When it comes to re-screens, the requirement to have a contractors license is a gray area. I’ve asked a few officials from the DBPR and gotten mixed responses as to whether the state requires/enforces a contractors license. Some have said that it (a contractors license) is required by state law. Others have said that it is required but it is subject to local building departments. Other have said that ithe question should be brought before the state licensing board for review. Interesting however, according to a paper prepared by the Alliance of Florida Contractors (AFC), and the Aluminum Association of Florida (AAF), the Florida Statues regarding contractor licensing do require a contractors license as described by the states ‘Specialty’ license scope. Palm Beach county agreed for this reason (among others) and adopted. Many other cities and counties do require a contractors license for this work by their ordinances.
Enough with the technicality though. I said “real deal”, so lets talk about why I wouldn’t let an unlicensed contractor re-screen my pool cage. This isn’t the typical ‘liability & scams’ information. It is a practical approach with my first hand industry knowledge and experience.

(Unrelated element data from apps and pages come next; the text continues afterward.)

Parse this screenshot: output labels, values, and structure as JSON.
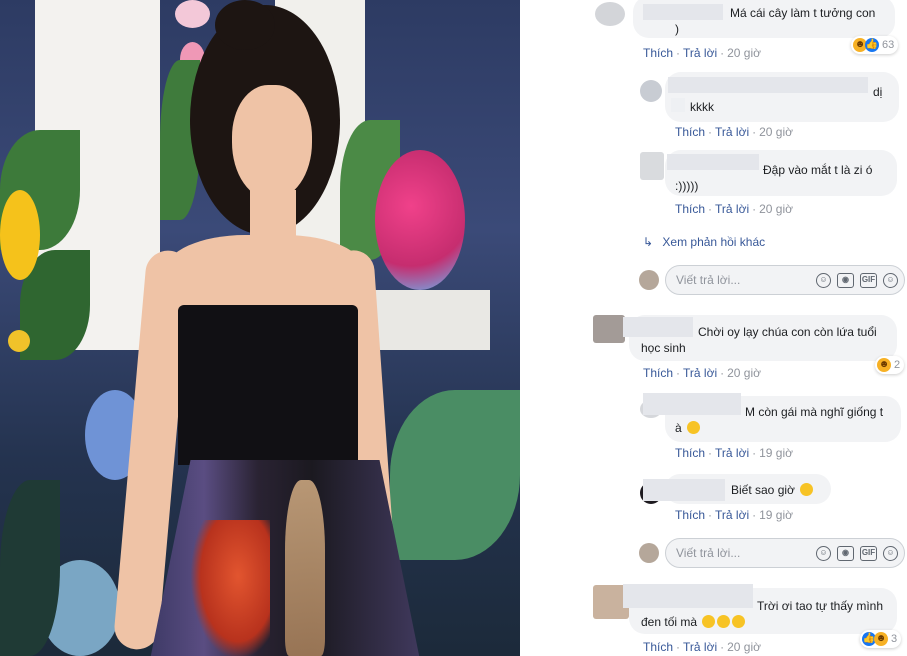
{
  "comments": [
    {
      "text_line1": "Má cái cây làm t tưởng con",
      "text_line2": ")",
      "actions": {
        "like": "Thích",
        "reply": "Trả lời",
        "time": "20 giờ"
      },
      "reaction_count": "63"
    },
    {
      "text_line1": "dị",
      "text_line2": "kkkk",
      "actions": {
        "like": "Thích",
        "reply": "Trả lời",
        "time": "20 giờ"
      }
    },
    {
      "text_line1": "Đập vào mắt t là zi ó",
      "text_line2": ":)))))",
      "actions": {
        "like": "Thích",
        "reply": "Trả lời",
        "time": "20 giờ"
      }
    },
    {
      "text_line1": "Chời oy lạy chúa con còn lứa tuổi",
      "text_line2": "học sinh",
      "actions": {
        "like": "Thích",
        "reply": "Trả lời",
        "time": "20 giờ"
      },
      "reaction_count": "2"
    },
    {
      "text_line1": "M còn gái mà nghĩ giống t",
      "text_line2": "à",
      "actions": {
        "like": "Thích",
        "reply": "Trả lời",
        "time": "19 giờ"
      }
    },
    {
      "text_line1": "Biết sao giờ",
      "actions": {
        "like": "Thích",
        "reply": "Trả lời",
        "time": "19 giờ"
      }
    },
    {
      "text_line1": "Trời ơi tao tự thấy mình",
      "text_line2": "đen tối mà",
      "actions": {
        "like": "Thích",
        "reply": "Trả lời",
        "time": "20 giờ"
      },
      "reaction_count": "3"
    }
  ],
  "more_replies_link": "Xem phản hồi khác",
  "reply_placeholder": "Viết trả lời...",
  "reply_icons": [
    "emoji-icon",
    "camera-icon",
    "gif-icon",
    "sticker-icon"
  ],
  "gif_label": "GIF",
  "colors": {
    "link_blue": "#385898",
    "bubble_gray": "#f2f3f5",
    "meta_gray": "#90949c",
    "like_blue": "#1877f2",
    "haha_yellow": "#f7b125"
  }
}
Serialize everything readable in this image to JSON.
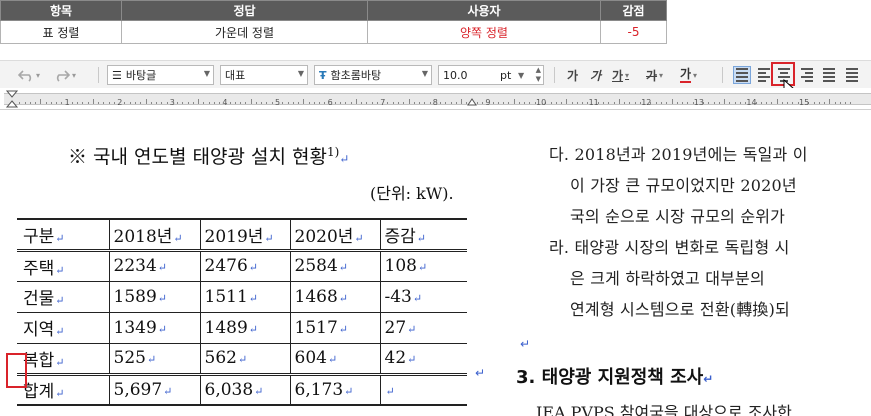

First of all, you have understand what a ‘contractors license’ signifies. You might be thinking, the ‘obvious competency at a particular trade’. Yes, that is that one thing, however I know many tradesman who are very experienced, but not licensed. Much more important then competency, a contractors license signifies an ability to maintain professionalism and keep their business affairs in order. That explains why many tradesmen aren’t licensed. Getting a contractors license isn’t exactly difficult but it does require some business intellect and professionalism. To get a contractors license, you have to be able to study from a number of large textbooks primarily unguided to pass a test. In Florida that also means a finance & business law test which is akin to a graduate degree level. You also need to be able to pass criminal background check, and a financial stability check — credit score of 670, no judgements, no affiliations with bankrupt companies, and and much more. Once the test is passed, then you have a tedious looooong application with documentation to complete. So tedious that I believe about 20% of people who pass the tests, just never apply for the license.
I don’t see what is so hard, anyone can do that. WRONG. I know many great tradesman. I’ve managed them for years. Professional and competent adults, many are not. They have turned my hair grey. In the screen enclosure business it is not uncommon to see guys that make $1500-$2000 in a week (yes they make that much), get paid on a Friday and beg the boss for a ‘loan’ or ‘pay advancement’ on Monday or simply not show up because they can’t afford gas to get to work. I have had to fire these guys while they are asleep or using drugs on the job (thats where the money went). I have seen them come and go out of jail. These are the same guys that are rolling around in a truck, trying to sell you a re-screen while they are not licensed. Unfortunately unless they have a major lifestyle change they will never be licensed. Are these the kinds of people you want to give a deposit to, and hope they show up tomorrow? Are these the people you want to call back in 6 months if there is a problem (heads up their phone will be turned off)?
So where are the great screen enclosure tradesman then? Simple, they are working for a licensed contractor making the $1500-2000 a week that comes with no headache. They are saving money, and either hoping to get into management, or studying up to get licensed and start off selling re-screens and enclosures from their truck WITH A CONTRACTORS LICENSE, just like I did (I went the management route).
So no, it isn’t that hard to get a contractors license. But it is too difficult for the unlicensed guys — hence why they are unlicensed.